PROBLEM DESCRIPTION: State how many lines of the entries hold the string "tier". Reply with the number alone.

Records from a collection
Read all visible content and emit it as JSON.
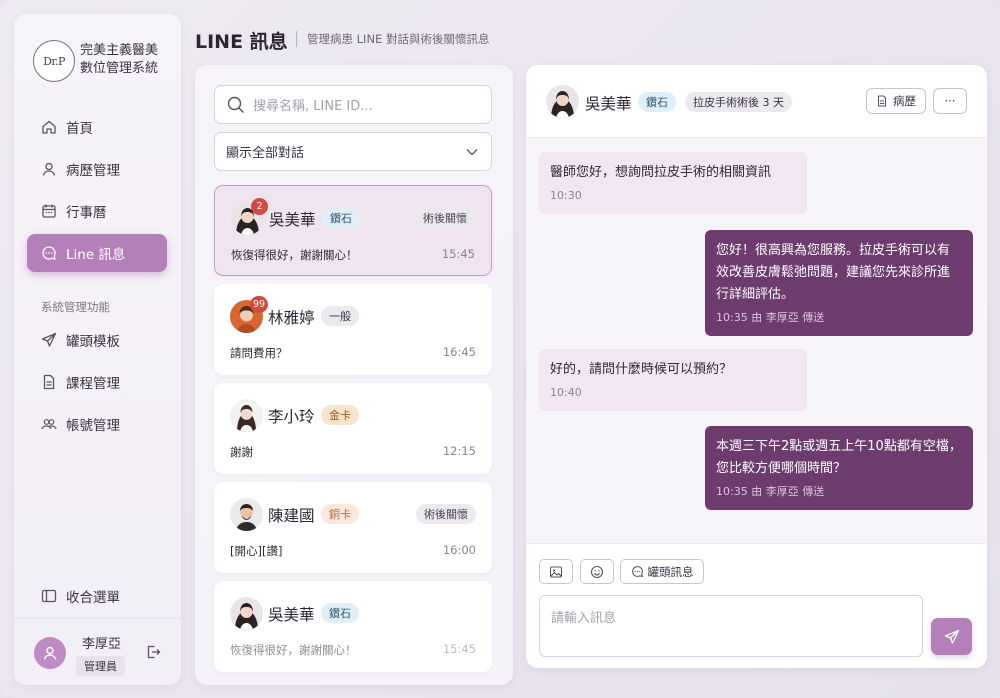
{
  "brand": {
    "logo_text": "Dr.P",
    "line1": "完美主義醫美",
    "line2": "數位管理系統"
  },
  "nav": {
    "items": [
      {
        "label": "首頁",
        "icon": "home-icon"
      },
      {
        "label": "病歷管理",
        "icon": "user-icon"
      },
      {
        "label": "行事曆",
        "icon": "calendar-icon"
      },
      {
        "label": "Line 訊息",
        "icon": "chat-icon",
        "active": true
      }
    ],
    "group_label": "系統管理功能",
    "admin_items": [
      {
        "label": "罐頭模板",
        "icon": "send-icon"
      },
      {
        "label": "課程管理",
        "icon": "document-icon"
      },
      {
        "label": "帳號管理",
        "icon": "users-icon"
      }
    ],
    "collapse_label": "收合選單"
  },
  "user": {
    "name": "李厚亞",
    "role": "管理員"
  },
  "header": {
    "title": "LINE 訊息",
    "subtitle": "管理病患 LINE 對話與術後關懷訊息"
  },
  "list": {
    "search_placeholder": "搜尋名稱, LINE ID...",
    "filter_value": "顯示全部對話",
    "conversations": [
      {
        "name": "吳美華",
        "tier": "鑽石",
        "tag": "術後關懷",
        "message": "恢復得很好，謝謝關心！",
        "time": "15:45",
        "unread": "2"
      },
      {
        "name": "林雅婷",
        "tier": "一般",
        "tag": "",
        "message": "請問費用？",
        "time": "16:45",
        "unread": "99"
      },
      {
        "name": "李小玲",
        "tier": "金卡",
        "tag": "",
        "message": "謝謝",
        "time": "12:15",
        "unread": ""
      },
      {
        "name": "陳建國",
        "tier": "銅卡",
        "tag": "術後關懷",
        "message": "[開心][讚]",
        "time": "16:00",
        "unread": ""
      },
      {
        "name": "吳美華",
        "tier": "鑽石",
        "tag": "",
        "message": "恢復得很好，謝謝關心！",
        "time": "15:45",
        "unread": ""
      }
    ]
  },
  "chat": {
    "name": "吳美華",
    "tier": "鑽石",
    "status": "拉皮手術術後 3 天",
    "record_button": "病歷",
    "more_button": "···",
    "messages": [
      {
        "dir": "in",
        "text": "醫師您好，想詢問拉皮手術的相關資訊",
        "meta": "10:30"
      },
      {
        "dir": "out",
        "text": "您好！很高興為您服務。拉皮手術可以有效改善皮膚鬆弛問題，建議您先來診所進行詳細評估。",
        "meta": "10:35 由 李厚亞 傳送"
      },
      {
        "dir": "in",
        "text": "好的，請問什麼時候可以預約？",
        "meta": "10:40"
      },
      {
        "dir": "out",
        "text": "本週三下午2點或週五上午10點都有空檔，您比較方便哪個時間？",
        "meta": "10:35 由 李厚亞 傳送"
      }
    ],
    "template_button": "罐頭訊息",
    "input_placeholder": "請輸入訊息"
  },
  "colors": {
    "accent": "#b57fb9",
    "outgoing_bubble": "#6e3b6e",
    "incoming_bubble": "#f1e6f1"
  }
}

SOLUTION FOR THIS TASK: 6